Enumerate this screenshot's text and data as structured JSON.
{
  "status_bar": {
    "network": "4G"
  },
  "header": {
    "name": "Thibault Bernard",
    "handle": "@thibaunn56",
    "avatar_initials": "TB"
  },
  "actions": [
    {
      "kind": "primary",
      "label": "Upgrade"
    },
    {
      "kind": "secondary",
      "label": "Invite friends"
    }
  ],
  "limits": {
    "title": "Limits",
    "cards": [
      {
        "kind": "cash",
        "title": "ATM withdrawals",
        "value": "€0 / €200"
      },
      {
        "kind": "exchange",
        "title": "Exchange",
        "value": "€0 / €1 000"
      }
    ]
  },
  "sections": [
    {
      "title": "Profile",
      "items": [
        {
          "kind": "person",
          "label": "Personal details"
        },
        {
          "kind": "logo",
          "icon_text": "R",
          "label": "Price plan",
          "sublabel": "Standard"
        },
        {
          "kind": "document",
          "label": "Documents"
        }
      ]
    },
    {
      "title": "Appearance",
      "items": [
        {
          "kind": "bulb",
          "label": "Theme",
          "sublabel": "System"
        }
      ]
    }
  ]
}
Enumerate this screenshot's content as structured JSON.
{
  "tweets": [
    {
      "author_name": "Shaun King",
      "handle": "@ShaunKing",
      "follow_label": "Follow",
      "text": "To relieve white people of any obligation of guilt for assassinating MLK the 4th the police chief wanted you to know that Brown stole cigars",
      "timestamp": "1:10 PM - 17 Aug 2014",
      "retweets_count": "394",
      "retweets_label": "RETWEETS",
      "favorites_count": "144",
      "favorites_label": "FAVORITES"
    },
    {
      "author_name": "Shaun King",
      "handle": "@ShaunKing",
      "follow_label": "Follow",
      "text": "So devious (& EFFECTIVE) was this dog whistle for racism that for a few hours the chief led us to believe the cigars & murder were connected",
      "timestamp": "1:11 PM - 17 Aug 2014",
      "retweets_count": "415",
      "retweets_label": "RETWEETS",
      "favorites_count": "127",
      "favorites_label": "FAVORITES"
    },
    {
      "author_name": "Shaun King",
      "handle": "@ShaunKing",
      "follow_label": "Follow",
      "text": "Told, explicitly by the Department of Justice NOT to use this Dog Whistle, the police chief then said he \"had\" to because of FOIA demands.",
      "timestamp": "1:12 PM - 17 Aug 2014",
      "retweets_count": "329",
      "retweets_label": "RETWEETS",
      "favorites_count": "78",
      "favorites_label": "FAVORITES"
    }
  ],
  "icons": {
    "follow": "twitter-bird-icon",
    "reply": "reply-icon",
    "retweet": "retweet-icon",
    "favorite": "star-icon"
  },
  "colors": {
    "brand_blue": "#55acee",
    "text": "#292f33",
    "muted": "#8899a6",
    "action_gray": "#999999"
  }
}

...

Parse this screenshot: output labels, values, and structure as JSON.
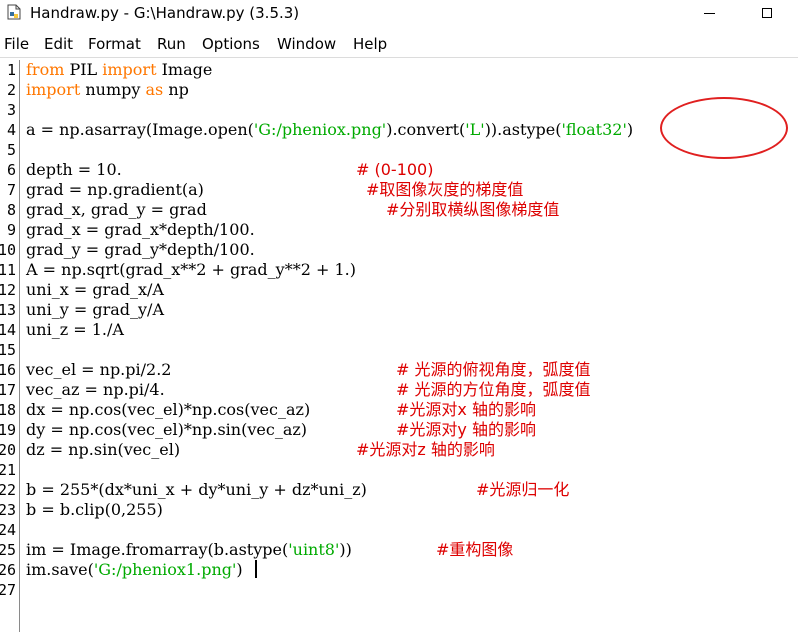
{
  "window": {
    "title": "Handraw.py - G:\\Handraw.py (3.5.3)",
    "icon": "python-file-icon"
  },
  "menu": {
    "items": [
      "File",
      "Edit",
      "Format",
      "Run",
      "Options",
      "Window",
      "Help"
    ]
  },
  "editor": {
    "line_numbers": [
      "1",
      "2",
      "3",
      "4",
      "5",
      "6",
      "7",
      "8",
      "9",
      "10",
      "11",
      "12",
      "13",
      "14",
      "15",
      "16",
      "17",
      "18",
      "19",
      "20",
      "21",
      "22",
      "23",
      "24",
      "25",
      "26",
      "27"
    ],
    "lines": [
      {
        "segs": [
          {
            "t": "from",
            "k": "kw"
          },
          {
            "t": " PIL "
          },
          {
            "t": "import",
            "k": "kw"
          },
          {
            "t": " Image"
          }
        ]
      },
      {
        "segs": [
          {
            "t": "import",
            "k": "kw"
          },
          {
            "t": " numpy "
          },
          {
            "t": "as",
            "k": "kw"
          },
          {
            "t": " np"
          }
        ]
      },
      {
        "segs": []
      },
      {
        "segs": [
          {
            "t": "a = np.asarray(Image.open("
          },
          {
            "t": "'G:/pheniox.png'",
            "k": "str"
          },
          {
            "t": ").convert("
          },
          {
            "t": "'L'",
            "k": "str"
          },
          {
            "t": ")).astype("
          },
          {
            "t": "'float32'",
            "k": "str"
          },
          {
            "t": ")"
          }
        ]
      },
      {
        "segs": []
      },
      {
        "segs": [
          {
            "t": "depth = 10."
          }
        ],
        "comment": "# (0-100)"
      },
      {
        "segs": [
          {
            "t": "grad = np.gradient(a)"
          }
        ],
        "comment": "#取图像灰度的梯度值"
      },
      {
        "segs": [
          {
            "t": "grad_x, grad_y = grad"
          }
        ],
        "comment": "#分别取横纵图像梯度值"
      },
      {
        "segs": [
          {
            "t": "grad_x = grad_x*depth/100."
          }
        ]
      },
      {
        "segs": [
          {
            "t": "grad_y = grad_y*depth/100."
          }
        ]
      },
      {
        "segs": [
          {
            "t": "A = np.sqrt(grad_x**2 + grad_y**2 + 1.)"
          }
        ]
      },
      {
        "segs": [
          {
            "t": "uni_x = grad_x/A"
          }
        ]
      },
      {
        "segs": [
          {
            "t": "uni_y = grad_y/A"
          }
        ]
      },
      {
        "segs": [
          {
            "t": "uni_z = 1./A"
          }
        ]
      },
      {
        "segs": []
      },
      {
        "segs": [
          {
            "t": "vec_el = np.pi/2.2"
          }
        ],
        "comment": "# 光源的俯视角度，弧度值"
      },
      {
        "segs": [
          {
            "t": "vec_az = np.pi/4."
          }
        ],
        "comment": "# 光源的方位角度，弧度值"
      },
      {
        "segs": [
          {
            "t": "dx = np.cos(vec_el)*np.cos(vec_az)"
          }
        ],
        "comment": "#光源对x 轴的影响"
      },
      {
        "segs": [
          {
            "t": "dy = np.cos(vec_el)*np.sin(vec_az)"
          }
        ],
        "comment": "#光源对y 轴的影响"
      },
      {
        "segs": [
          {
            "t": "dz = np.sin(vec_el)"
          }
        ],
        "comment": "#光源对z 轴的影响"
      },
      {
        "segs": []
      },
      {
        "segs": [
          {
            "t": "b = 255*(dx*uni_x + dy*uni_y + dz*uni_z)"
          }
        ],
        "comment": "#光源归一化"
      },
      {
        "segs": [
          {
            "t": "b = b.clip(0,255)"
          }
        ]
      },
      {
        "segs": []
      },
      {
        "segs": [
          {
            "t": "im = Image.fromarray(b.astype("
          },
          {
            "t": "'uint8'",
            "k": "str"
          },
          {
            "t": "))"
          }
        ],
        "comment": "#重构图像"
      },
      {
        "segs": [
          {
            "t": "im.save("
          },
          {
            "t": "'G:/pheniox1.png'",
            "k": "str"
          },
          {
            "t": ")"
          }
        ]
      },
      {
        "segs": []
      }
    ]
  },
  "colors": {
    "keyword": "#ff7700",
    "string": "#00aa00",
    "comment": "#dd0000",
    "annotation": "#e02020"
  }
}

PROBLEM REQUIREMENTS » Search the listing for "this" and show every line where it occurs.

OUTPUT OF THE TASK »
Enumerate this screenshot's text and data as structured JSON.
Enumerate this screenshot's content as structured JSON.
      "text": "So devious (& EFFECTIVE) was this dog whistle for racism that for a few hours the chief led us to believe the cigars & murder were connected",
      "text": "Told, explicitly by the Department of Justice NOT to use this Dog Whistle, the police chief then said he \"had\" to because of FOIA demands.",
Parse this screenshot: output labels, values, and structure as JSON.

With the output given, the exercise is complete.